[[ Records supplied, beginning ]]

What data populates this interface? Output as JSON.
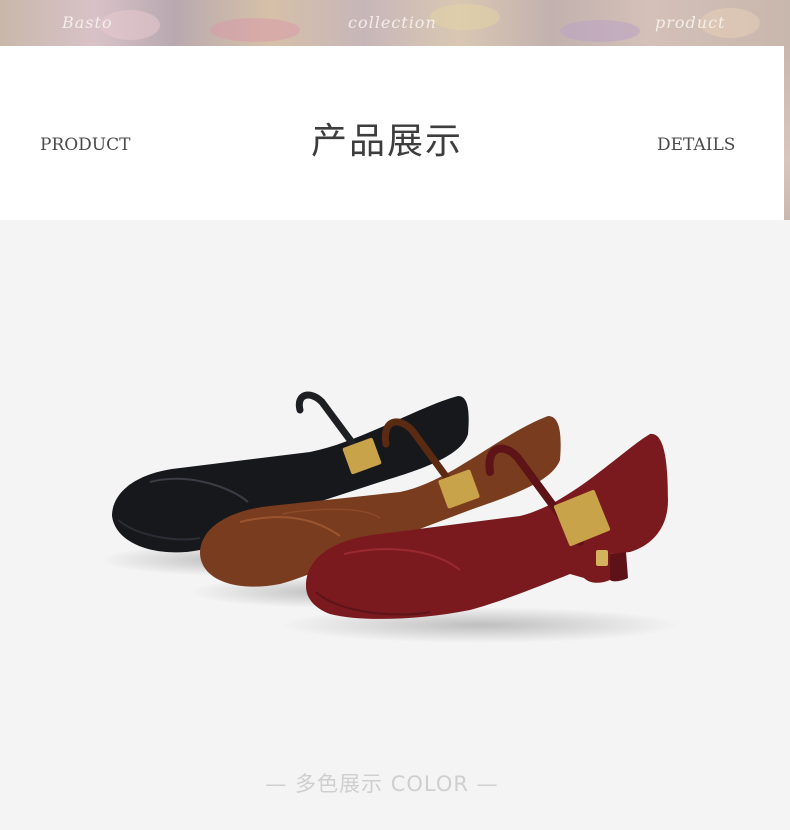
{
  "banner": {
    "left_text": "Basto",
    "center_text": "collection",
    "right_text": "product"
  },
  "header": {
    "left_word": "PRODUCT",
    "title": "产品展示",
    "right_word": "DETAILS"
  },
  "product": {
    "caption": "— 多色展示 COLOR —",
    "colors": [
      "#16181c",
      "#7a3c1e",
      "#7a1a1f"
    ],
    "hardware_color": "#c9a34a",
    "background": "#f4f4f4"
  }
}
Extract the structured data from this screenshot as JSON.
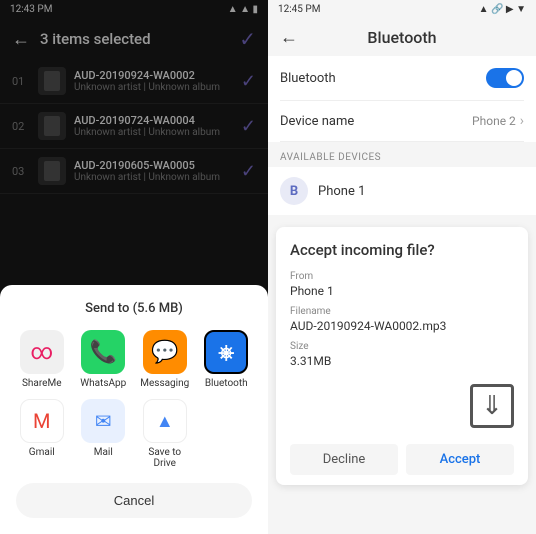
{
  "left": {
    "status_bar": {
      "time": "12:43 PM",
      "icons": "signal wifi battery"
    },
    "top_bar": {
      "title": "3 items selected"
    },
    "files": [
      {
        "number": "01",
        "name": "AUD-20190924-WA0002",
        "meta": "Unknown artist | Unknown album"
      },
      {
        "number": "02",
        "name": "AUD-20190724-WA0004",
        "meta": "Unknown artist | Unknown album"
      },
      {
        "number": "03",
        "name": "AUD-20190605-WA0005",
        "meta": "Unknown artist | Unknown album"
      }
    ],
    "dialog": {
      "title": "Send to (5.6 MB)",
      "items_row1": [
        {
          "label": "ShareMe",
          "icon": "shareme"
        },
        {
          "label": "WhatsApp",
          "icon": "whatsapp"
        },
        {
          "label": "Messaging",
          "icon": "messaging"
        },
        {
          "label": "Bluetooth",
          "icon": "bluetooth"
        }
      ],
      "items_row2": [
        {
          "label": "Gmail",
          "icon": "gmail"
        },
        {
          "label": "Mail",
          "icon": "mail"
        },
        {
          "label": "Save to Drive",
          "icon": "drive"
        }
      ],
      "cancel": "Cancel"
    }
  },
  "right": {
    "status_bar": {
      "time": "12:45 PM",
      "icons": "signal wifi battery"
    },
    "bluetooth_screen": {
      "title": "Bluetooth",
      "bluetooth_label": "Bluetooth",
      "bluetooth_on": true,
      "device_name_label": "Device name",
      "device_name_value": "Phone 2",
      "available_devices_label": "AVAILABLE DEVICES",
      "devices": [
        {
          "initial": "B",
          "name": "Phone 1"
        }
      ]
    },
    "accept_dialog": {
      "title": "Accept incoming file?",
      "from_label": "From",
      "from_value": "Phone 1",
      "filename_label": "Filename",
      "filename_value": "AUD-20190924-WA0002.mp3",
      "size_label": "Size",
      "size_value": "3.31MB",
      "decline_label": "Decline",
      "accept_label": "Accept"
    }
  }
}
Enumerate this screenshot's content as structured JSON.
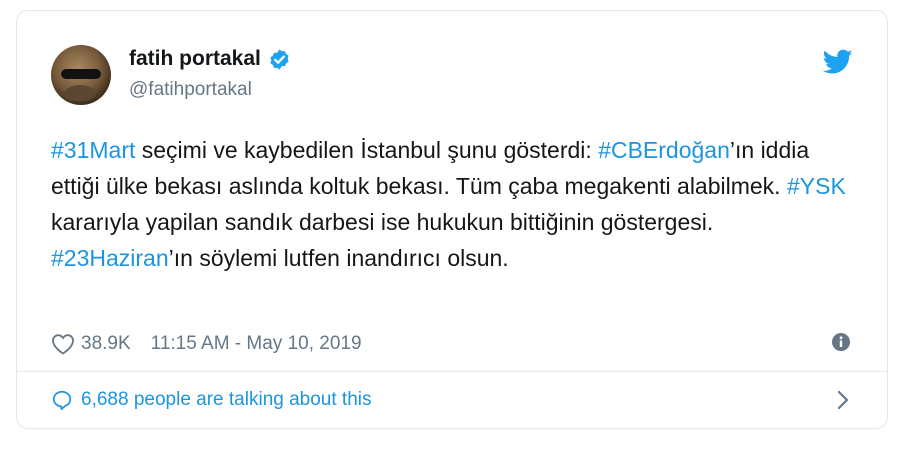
{
  "user": {
    "display_name": "fatih portakal",
    "handle": "@fatihportakal",
    "verified": true
  },
  "tweet": {
    "segments": [
      {
        "text": "#31Mart",
        "hashtag": true
      },
      {
        "text": " seçimi ve kaybedilen İstanbul şunu gösterdi: ",
        "hashtag": false
      },
      {
        "text": "#CBErdoğan",
        "hashtag": true
      },
      {
        "text": "’ın iddia ettiği ülke bekası aslında koltuk bekası. Tüm çaba megakenti alabilmek. ",
        "hashtag": false
      },
      {
        "text": "#YSK",
        "hashtag": true
      },
      {
        "text": " kararıyla yapilan sandık darbesi ise hukukun bittiğinin göstergesi. ",
        "hashtag": false
      },
      {
        "text": "#23Haziran",
        "hashtag": true
      },
      {
        "text": "’ın söylemi lutfen inandırıcı olsun.",
        "hashtag": false
      }
    ]
  },
  "meta": {
    "likes": "38.9K",
    "timestamp": "11:15 AM - May 10, 2019"
  },
  "footer": {
    "talking_label": "6,688 people are talking about this"
  },
  "icons": {
    "heart": "heart-icon",
    "verified": "verified-badge-icon",
    "twitter": "twitter-bird-icon",
    "info": "info-icon",
    "comment": "speech-bubble-icon",
    "chevron": "chevron-right-icon"
  },
  "colors": {
    "link": "#1b95e0",
    "text": "#14171a",
    "muted": "#657786",
    "border": "#e1e8ed"
  }
}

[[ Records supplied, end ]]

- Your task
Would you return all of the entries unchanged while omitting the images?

- Problem solution
What data populates this interface? Output as JSON.
{
  "banner": {
    "left_text": "Basto",
    "center_text": "collection",
    "right_text": "product"
  },
  "header": {
    "left_word": "PRODUCT",
    "title": "产品展示",
    "right_word": "DETAILS"
  },
  "product": {
    "caption": "— 多色展示 COLOR —",
    "colors": [
      "#16181c",
      "#7a3c1e",
      "#7a1a1f"
    ],
    "hardware_color": "#c9a34a",
    "background": "#f4f4f4"
  }
}
Extract the structured data from this screenshot as JSON.
{
  "left": {
    "status_bar": {
      "time": "12:43 PM",
      "icons": "signal wifi battery"
    },
    "top_bar": {
      "title": "3 items selected"
    },
    "files": [
      {
        "number": "01",
        "name": "AUD-20190924-WA0002",
        "meta": "Unknown artist | Unknown album"
      },
      {
        "number": "02",
        "name": "AUD-20190724-WA0004",
        "meta": "Unknown artist | Unknown album"
      },
      {
        "number": "03",
        "name": "AUD-20190605-WA0005",
        "meta": "Unknown artist | Unknown album"
      }
    ],
    "dialog": {
      "title": "Send to (5.6 MB)",
      "items_row1": [
        {
          "label": "ShareMe",
          "icon": "shareme"
        },
        {
          "label": "WhatsApp",
          "icon": "whatsapp"
        },
        {
          "label": "Messaging",
          "icon": "messaging"
        },
        {
          "label": "Bluetooth",
          "icon": "bluetooth"
        }
      ],
      "items_row2": [
        {
          "label": "Gmail",
          "icon": "gmail"
        },
        {
          "label": "Mail",
          "icon": "mail"
        },
        {
          "label": "Save to Drive",
          "icon": "drive"
        }
      ],
      "cancel": "Cancel"
    }
  },
  "right": {
    "status_bar": {
      "time": "12:45 PM",
      "icons": "signal wifi battery"
    },
    "bluetooth_screen": {
      "title": "Bluetooth",
      "bluetooth_label": "Bluetooth",
      "bluetooth_on": true,
      "device_name_label": "Device name",
      "device_name_value": "Phone 2",
      "available_devices_label": "AVAILABLE DEVICES",
      "devices": [
        {
          "initial": "B",
          "name": "Phone 1"
        }
      ]
    },
    "accept_dialog": {
      "title": "Accept incoming file?",
      "from_label": "From",
      "from_value": "Phone 1",
      "filename_label": "Filename",
      "filename_value": "AUD-20190924-WA0002.mp3",
      "size_label": "Size",
      "size_value": "3.31MB",
      "decline_label": "Decline",
      "accept_label": "Accept"
    }
  }
}
Enumerate this screenshot's content as structured JSON.
{
  "user": {
    "display_name": "fatih portakal",
    "handle": "@fatihportakal",
    "verified": true
  },
  "tweet": {
    "segments": [
      {
        "text": "#31Mart",
        "hashtag": true
      },
      {
        "text": " seçimi ve kaybedilen İstanbul şunu gösterdi: ",
        "hashtag": false
      },
      {
        "text": "#CBErdoğan",
        "hashtag": true
      },
      {
        "text": "’ın iddia ettiği ülke bekası aslında koltuk bekası. Tüm çaba megakenti alabilmek. ",
        "hashtag": false
      },
      {
        "text": "#YSK",
        "hashtag": true
      },
      {
        "text": " kararıyla yapilan sandık darbesi ise hukukun bittiğinin göstergesi. ",
        "hashtag": false
      },
      {
        "text": "#23Haziran",
        "hashtag": true
      },
      {
        "text": "’ın söylemi lutfen inandırıcı olsun.",
        "hashtag": false
      }
    ]
  },
  "meta": {
    "likes": "38.9K",
    "timestamp": "11:15 AM - May 10, 2019"
  },
  "footer": {
    "talking_label": "6,688 people are talking about this"
  },
  "icons": {
    "heart": "heart-icon",
    "verified": "verified-badge-icon",
    "twitter": "twitter-bird-icon",
    "info": "info-icon",
    "comment": "speech-bubble-icon",
    "chevron": "chevron-right-icon"
  },
  "colors": {
    "link": "#1b95e0",
    "text": "#14171a",
    "muted": "#657786",
    "border": "#e1e8ed"
  }
}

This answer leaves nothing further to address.